▸ **WHAT THE TASK REQUIRES**: Reproduce, exactly as they appear, the line containing "What's the underlying" and every line after it, ending with the last line of the records.

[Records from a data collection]
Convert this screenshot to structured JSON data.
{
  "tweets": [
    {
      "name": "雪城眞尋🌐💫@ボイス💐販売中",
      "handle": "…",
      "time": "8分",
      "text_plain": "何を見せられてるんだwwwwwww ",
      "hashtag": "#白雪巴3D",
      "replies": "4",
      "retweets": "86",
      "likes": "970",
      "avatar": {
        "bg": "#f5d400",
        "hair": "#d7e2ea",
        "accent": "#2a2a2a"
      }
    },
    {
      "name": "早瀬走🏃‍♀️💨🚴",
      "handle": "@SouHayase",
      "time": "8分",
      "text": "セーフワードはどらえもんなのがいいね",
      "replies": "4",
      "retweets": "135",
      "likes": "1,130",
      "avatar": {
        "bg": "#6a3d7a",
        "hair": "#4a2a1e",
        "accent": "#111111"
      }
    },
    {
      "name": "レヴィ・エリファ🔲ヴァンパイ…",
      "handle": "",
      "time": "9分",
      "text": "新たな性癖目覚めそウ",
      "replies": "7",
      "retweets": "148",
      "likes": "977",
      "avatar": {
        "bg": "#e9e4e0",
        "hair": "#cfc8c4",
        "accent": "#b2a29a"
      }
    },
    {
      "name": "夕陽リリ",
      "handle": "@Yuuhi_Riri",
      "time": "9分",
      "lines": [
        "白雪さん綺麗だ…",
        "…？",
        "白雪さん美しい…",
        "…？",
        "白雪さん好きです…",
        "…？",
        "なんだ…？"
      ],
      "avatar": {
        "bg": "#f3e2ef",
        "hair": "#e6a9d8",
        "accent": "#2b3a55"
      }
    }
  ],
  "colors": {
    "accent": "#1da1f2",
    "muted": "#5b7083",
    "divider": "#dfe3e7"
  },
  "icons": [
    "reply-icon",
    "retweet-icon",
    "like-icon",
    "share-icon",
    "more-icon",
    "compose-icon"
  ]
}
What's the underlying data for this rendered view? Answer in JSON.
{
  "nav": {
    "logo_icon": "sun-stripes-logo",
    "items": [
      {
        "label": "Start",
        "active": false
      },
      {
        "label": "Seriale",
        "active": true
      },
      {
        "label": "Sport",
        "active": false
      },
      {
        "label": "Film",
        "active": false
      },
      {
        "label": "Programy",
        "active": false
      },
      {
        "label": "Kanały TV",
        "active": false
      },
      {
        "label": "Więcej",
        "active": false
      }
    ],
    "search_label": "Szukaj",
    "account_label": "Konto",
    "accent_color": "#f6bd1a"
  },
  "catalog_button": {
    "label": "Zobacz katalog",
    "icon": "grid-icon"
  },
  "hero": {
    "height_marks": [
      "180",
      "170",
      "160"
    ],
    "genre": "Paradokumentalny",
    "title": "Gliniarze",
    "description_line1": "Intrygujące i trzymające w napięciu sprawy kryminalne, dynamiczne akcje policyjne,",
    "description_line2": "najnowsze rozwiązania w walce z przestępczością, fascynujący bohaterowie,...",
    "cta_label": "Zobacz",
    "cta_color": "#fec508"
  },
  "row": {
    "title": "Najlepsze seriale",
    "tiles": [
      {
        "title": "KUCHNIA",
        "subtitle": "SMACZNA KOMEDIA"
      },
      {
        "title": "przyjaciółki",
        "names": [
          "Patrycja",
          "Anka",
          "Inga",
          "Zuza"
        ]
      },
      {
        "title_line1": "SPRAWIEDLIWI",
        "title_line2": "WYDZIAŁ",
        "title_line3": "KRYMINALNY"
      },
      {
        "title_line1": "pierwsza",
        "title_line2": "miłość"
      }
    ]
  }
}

▸ **FINISHED TASK**:
What's the underlying data for this rendered view? Answer in JSON.
{
  "nav": {
    "logo_icon": "sun-stripes-logo",
    "items": [
      {
        "label": "Start",
        "active": false
      },
      {
        "label": "Seriale",
        "active": true
      },
      {
        "label": "Sport",
        "active": false
      },
      {
        "label": "Film",
        "active": false
      },
      {
        "label": "Programy",
        "active": false
      },
      {
        "label": "Kanały TV",
        "active": false
      },
      {
        "label": "Więcej",
        "active": false
      }
    ],
    "search_label": "Szukaj",
    "account_label": "Konto",
    "accent_color": "#f6bd1a"
  },
  "catalog_button": {
    "label": "Zobacz katalog",
    "icon": "grid-icon"
  },
  "hero": {
    "height_marks": [
      "180",
      "170",
      "160"
    ],
    "genre": "Paradokumentalny",
    "title": "Gliniarze",
    "description_line1": "Intrygujące i trzymające w napięciu sprawy kryminalne, dynamiczne akcje policyjne,",
    "description_line2": "najnowsze rozwiązania w walce z przestępczością, fascynujący bohaterowie,...",
    "cta_label": "Zobacz",
    "cta_color": "#fec508"
  },
  "row": {
    "title": "Najlepsze seriale",
    "tiles": [
      {
        "title": "KUCHNIA",
        "subtitle": "SMACZNA KOMEDIA"
      },
      {
        "title": "przyjaciółki",
        "names": [
          "Patrycja",
          "Anka",
          "Inga",
          "Zuza"
        ]
      },
      {
        "title_line1": "SPRAWIEDLIWI",
        "title_line2": "WYDZIAŁ",
        "title_line3": "KRYMINALNY"
      },
      {
        "title_line1": "pierwsza",
        "title_line2": "miłość"
      }
    ]
  }
}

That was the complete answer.